> **Available data**:
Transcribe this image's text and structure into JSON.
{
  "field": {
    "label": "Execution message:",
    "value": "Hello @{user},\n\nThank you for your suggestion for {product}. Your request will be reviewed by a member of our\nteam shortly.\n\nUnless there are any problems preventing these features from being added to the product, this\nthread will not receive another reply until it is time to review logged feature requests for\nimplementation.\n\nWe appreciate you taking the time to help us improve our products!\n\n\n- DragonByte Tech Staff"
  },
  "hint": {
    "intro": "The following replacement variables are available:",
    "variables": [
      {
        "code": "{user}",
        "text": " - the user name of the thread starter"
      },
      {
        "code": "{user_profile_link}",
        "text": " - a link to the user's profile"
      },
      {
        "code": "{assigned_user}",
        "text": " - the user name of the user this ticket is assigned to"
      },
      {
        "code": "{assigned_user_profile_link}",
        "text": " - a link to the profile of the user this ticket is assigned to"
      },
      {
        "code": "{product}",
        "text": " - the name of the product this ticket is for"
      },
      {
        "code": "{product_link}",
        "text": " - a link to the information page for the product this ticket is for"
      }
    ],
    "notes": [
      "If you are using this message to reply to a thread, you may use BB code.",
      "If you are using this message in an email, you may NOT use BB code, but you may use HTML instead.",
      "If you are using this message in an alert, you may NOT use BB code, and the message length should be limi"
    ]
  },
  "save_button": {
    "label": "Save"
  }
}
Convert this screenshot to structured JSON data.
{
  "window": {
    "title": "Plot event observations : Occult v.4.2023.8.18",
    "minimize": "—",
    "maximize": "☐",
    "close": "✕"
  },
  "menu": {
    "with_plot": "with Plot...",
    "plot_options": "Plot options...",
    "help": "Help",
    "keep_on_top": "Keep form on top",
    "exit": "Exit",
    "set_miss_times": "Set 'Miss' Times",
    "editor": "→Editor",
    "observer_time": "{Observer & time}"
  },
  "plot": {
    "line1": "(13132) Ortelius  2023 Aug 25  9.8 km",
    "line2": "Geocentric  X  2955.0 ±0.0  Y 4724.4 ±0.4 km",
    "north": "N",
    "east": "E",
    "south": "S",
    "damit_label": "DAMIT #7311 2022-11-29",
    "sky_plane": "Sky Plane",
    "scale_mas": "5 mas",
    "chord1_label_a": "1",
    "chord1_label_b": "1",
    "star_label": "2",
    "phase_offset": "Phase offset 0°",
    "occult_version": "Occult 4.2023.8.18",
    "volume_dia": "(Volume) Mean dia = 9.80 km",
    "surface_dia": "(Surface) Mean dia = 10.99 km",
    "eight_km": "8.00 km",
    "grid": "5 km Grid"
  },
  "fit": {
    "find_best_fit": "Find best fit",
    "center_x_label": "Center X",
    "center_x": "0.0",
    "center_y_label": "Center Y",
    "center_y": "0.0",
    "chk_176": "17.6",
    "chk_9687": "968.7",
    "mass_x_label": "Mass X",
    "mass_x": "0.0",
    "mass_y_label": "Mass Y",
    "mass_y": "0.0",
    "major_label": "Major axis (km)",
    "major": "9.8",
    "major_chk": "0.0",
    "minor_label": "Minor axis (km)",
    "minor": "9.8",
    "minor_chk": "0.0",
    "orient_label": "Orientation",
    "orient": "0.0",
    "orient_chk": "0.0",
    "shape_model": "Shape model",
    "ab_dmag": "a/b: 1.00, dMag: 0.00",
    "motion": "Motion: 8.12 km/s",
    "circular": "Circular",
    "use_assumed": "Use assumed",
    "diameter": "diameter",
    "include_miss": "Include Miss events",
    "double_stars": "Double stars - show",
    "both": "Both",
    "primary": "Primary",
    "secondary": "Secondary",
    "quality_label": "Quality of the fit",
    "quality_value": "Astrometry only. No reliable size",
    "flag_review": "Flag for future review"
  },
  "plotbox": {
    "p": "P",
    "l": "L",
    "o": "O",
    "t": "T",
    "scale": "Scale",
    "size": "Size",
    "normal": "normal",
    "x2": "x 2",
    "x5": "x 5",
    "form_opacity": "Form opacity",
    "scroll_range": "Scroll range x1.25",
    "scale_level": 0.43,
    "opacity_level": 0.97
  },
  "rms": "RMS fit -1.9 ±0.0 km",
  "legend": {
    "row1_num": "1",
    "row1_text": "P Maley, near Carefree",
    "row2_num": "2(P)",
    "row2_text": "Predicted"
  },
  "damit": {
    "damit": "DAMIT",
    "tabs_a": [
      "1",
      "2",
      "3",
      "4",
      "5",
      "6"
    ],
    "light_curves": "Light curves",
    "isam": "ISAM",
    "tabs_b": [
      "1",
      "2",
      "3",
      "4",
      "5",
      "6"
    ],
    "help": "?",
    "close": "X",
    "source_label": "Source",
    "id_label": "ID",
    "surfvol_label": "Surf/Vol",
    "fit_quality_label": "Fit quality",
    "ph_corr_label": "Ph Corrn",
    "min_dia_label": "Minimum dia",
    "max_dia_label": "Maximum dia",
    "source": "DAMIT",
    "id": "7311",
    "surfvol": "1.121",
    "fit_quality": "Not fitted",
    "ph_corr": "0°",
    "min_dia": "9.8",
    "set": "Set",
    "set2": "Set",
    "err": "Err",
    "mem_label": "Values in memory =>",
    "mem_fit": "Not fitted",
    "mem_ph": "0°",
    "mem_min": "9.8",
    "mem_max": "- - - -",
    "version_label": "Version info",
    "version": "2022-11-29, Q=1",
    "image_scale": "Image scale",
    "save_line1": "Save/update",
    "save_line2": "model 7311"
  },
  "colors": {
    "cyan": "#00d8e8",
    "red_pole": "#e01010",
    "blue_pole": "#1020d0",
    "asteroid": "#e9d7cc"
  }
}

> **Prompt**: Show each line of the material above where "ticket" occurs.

> **Result of the task**:
        "text": " - the user name of the user this ticket is assigned to"
        "text": " - a link to the profile of the user this ticket is assigned to"
        "text": " - the name of the product this ticket is for"
        "text": " - a link to the information page for the product this ticket is for"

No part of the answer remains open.